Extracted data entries
··········

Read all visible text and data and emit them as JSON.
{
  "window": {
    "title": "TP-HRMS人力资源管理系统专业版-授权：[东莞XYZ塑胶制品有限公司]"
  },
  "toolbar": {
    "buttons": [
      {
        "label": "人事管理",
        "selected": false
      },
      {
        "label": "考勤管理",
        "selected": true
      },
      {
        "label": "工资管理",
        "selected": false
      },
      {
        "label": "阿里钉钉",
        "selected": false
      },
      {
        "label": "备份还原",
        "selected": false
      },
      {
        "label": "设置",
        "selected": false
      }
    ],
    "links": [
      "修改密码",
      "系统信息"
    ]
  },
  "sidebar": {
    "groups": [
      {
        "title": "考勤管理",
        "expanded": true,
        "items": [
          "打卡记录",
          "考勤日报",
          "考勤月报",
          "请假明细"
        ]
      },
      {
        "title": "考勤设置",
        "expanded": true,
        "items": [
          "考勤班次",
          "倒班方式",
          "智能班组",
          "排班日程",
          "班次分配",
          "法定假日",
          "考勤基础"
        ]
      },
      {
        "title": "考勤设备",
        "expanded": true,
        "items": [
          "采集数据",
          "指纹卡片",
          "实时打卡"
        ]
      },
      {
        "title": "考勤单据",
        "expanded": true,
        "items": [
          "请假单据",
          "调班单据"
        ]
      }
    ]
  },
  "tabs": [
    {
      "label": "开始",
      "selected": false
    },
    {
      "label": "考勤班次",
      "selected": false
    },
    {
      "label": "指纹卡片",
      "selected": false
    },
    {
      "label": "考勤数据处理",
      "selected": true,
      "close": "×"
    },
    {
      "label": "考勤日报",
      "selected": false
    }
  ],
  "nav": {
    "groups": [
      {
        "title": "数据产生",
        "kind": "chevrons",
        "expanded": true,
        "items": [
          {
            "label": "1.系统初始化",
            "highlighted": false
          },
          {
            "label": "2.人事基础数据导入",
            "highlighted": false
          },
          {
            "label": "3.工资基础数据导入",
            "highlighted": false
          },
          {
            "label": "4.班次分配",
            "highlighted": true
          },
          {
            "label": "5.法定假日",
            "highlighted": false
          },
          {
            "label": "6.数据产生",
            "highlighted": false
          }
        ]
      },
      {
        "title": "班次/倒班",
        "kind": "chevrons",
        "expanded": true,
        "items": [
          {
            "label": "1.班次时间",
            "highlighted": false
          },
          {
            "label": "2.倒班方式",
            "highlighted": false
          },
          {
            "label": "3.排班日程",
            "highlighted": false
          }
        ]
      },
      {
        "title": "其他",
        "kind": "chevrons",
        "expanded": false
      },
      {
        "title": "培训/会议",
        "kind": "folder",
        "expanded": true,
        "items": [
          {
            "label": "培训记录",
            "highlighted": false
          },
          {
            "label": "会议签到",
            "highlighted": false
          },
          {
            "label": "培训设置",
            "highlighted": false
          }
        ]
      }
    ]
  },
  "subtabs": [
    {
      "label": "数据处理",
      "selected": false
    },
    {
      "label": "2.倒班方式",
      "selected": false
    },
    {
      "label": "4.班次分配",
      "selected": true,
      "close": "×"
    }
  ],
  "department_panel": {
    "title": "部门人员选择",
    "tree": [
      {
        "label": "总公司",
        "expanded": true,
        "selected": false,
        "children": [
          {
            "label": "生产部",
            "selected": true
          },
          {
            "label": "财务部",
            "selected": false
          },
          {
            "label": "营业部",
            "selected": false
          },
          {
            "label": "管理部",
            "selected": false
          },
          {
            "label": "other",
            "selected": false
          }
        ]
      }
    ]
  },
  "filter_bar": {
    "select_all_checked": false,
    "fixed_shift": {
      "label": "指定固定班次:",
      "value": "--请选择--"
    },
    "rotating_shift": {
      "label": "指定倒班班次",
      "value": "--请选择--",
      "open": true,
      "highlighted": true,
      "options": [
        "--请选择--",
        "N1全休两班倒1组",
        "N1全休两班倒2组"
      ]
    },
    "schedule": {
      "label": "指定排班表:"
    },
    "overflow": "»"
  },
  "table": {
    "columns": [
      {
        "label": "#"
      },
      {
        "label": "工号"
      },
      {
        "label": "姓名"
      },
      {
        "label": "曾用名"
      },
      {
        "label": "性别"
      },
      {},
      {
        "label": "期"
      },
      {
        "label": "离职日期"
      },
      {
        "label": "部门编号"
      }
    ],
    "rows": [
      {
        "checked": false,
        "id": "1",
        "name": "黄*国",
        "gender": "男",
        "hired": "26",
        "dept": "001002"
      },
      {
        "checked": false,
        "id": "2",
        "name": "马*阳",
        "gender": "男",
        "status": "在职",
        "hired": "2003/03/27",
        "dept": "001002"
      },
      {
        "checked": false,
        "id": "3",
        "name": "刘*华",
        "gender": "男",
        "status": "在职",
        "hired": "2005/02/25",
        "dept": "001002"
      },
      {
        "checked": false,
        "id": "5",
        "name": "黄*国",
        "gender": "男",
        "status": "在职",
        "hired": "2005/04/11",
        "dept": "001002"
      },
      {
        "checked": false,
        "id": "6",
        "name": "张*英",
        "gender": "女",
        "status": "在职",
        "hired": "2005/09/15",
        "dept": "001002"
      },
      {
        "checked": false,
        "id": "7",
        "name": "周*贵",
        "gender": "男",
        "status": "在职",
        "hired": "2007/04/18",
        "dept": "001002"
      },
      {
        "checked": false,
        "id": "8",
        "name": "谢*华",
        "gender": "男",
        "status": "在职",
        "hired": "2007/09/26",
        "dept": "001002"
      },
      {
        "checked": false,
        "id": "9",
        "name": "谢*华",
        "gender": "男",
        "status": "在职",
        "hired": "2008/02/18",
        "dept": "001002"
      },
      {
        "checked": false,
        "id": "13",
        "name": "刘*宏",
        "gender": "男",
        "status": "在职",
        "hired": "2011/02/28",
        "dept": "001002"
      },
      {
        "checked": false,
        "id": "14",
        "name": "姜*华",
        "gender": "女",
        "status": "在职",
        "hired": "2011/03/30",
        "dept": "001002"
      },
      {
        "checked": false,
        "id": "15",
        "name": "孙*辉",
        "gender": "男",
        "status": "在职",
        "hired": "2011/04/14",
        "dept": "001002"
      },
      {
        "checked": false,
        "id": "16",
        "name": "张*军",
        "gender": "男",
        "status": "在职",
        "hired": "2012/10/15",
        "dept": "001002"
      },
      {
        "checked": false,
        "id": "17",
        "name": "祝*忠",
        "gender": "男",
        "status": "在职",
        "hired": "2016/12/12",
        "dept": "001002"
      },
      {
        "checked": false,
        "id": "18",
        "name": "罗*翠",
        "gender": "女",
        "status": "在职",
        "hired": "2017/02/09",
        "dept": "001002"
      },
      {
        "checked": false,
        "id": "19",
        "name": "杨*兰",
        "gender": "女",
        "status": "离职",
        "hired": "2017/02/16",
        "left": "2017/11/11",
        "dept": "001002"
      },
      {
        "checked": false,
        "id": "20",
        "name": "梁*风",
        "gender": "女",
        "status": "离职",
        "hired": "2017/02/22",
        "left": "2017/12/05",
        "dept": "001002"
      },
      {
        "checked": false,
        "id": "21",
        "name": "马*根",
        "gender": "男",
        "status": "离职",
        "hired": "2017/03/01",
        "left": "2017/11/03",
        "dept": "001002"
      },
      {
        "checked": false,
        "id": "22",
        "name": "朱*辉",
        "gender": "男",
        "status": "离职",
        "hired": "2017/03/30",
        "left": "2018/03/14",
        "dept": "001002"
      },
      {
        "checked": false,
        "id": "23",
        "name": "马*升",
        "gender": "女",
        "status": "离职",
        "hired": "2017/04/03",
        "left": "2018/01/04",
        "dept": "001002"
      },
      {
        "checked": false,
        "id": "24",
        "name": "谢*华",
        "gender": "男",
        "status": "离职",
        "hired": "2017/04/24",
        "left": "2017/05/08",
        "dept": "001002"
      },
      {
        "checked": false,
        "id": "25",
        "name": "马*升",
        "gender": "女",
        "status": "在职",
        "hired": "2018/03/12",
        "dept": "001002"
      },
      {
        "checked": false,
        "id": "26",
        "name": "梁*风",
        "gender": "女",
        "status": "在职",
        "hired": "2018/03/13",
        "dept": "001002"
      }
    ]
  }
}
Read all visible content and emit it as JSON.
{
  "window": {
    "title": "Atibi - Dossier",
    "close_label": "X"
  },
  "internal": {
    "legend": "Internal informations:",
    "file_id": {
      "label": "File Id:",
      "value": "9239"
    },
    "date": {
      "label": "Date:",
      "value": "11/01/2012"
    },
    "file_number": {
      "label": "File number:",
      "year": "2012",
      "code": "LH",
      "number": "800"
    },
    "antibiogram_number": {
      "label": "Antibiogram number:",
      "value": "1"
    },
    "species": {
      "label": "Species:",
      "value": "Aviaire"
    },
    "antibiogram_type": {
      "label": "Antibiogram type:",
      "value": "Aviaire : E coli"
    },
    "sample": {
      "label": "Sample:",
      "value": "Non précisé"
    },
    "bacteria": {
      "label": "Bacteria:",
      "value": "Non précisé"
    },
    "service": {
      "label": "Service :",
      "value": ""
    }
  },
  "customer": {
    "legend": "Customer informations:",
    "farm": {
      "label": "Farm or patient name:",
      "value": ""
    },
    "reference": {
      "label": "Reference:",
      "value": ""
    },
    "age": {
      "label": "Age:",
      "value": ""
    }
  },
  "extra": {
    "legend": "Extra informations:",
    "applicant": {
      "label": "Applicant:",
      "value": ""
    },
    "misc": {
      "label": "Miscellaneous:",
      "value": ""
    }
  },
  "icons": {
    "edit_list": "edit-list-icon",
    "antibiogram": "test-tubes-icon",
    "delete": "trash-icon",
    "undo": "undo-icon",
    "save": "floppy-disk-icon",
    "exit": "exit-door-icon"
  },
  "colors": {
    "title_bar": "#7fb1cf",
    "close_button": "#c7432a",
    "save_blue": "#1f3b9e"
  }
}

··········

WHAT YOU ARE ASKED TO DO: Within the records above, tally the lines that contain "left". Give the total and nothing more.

ANSWER BELOW: 6